Fifteen hospitals are currently participating in the Louisiana Rural Health Information Exchange telemedicine initiative, including six running Healthland EMR.
Following a $10 million operating loss in the first quarter, Hennepin County Medical Center (MN) announces plans to eliminate 75 to 100 FTEs by the end of June. The hospital employs about 5,000 people.
Orion Health appoints Anna Theriault Vice President of Alliances for Orion Health North American and Europe Middle East and Africa. I think that her title must set some sort of record for its length. Clearly she’ll need a really big business card. Theriault was most recently the Healthcare Services Sales Lead for Cisco in the US and Canada.
Seven AT&T employees in San Jose are sent to a hospital for nausea and vomiting and another 21 are treated at the scene, after becoming sicken by an overwhelming stench. The culprit: decomposing food left in an office refrigerator. Apparently one brave employee (who had poorly functioning nasal passages) began cleaning the common refrigerator, using a 409-type cleaner. Another employee tried to combat the odor with a different chemical spray. Before long, the fumes overwhelmed several workers and 325 employees were evacuated from the building. Rescue came in the form of the fire department’s hazmat team, who were summoned to snuff out the scents.
Allscripts announces a technology coalition designed to educate physicians about opportunities aligned with the ARRA. The EHR Stimulus Alliance includes Allscripts, Cisco, Citrix, Dell, Intel, Intuit, Microsoft, and Nuance. The Alliance is sponsoring The EHR Stimulus Tour, which includes “hundreds” of virtual and physical events for physicians. While I am sure the educational offerings will be of excellent quality, the whole program seems like creative marketing to me. (Have I been hanging with Mr. H so long that I am turning cynical? Or perhaps I’m just reading too many press releases from too many companies announcing how they are helping providers benefit from ARRA.)

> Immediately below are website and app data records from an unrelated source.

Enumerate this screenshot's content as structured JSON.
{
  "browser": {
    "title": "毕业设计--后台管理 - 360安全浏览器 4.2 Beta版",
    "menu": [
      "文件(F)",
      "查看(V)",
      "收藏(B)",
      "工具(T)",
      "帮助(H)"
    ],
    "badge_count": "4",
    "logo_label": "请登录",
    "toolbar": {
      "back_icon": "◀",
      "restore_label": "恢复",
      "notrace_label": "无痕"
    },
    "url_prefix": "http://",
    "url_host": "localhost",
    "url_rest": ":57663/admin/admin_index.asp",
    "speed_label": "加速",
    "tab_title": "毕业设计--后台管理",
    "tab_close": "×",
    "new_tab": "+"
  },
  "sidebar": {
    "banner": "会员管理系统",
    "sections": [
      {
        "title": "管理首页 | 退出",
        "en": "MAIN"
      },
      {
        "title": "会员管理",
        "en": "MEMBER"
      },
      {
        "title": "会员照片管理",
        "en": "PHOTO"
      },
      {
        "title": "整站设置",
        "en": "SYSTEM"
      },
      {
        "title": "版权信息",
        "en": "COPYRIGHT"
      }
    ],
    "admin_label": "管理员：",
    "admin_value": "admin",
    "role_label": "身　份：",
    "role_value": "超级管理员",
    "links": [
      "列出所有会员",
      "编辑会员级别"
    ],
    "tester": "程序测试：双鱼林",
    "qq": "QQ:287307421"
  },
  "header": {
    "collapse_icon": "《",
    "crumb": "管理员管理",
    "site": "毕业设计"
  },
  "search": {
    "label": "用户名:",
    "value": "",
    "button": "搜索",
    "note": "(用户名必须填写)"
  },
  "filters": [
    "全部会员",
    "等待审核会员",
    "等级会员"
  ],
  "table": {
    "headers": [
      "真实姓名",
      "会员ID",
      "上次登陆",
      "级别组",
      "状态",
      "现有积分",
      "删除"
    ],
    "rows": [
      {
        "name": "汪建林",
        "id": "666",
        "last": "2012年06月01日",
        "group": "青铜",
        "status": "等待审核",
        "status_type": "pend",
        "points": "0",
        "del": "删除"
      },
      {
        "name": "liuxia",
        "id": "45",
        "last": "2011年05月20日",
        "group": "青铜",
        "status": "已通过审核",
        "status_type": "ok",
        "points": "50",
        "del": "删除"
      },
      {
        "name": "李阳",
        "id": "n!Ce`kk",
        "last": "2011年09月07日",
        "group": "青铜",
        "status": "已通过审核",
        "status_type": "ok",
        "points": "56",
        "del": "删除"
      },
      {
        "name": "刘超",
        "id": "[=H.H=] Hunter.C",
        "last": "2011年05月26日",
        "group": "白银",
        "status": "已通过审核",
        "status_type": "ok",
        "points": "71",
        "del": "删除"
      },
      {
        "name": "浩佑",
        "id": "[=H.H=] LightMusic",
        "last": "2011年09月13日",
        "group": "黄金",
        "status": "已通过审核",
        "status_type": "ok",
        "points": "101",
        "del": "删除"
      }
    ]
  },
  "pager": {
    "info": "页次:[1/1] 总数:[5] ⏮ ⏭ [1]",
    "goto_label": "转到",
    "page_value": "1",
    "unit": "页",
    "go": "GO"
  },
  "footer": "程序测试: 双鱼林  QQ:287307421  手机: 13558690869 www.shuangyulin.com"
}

The folks at SCI Solutions passed on that their client Flowers Hospital (AL) was named the top performing hospital based on CMS quality of care data. The Commonwealth Fund sponsors a site named www.whynotthebest.org, which includes a list of the hospitals scoring in the top 1% for quality measures.
The local paper provides an update on University Hospitals’ (IA) Epic implementation.The switch started in December and doctors began CPOE this month. Despite a few complaints from doctors wanting their paper back, Hospitals’ VP for information systems Lee Carmen says things are going pretty smoothly. The hospitals reduced the number of clinic visits for a couple of weeks in order to adjust to the new work flow. So far, 1,200 system issues have been noted. Carmen claims the system is working exactly as they expected.
Blogger Doc Gurley addresses the age old question: how to ask a doctor out. She advices that you don’t ask out your own doctor; points out that just because a doctor doesn’t wear a ring doesn’t mean he/she is not married; and warns that just because your crush is a doctor, that he/she is rich. I remember once thinking a particular doctor was pretty hunky and I was curious of his status because he didn’t wear a ring. A bold friend of mine called up the office and said she was with the local medical auxiliary and needed to know his wife’s name for a party invite. I was bummed when the receptionist supplied a name. Just as well. He probably had a ton of medical school debt.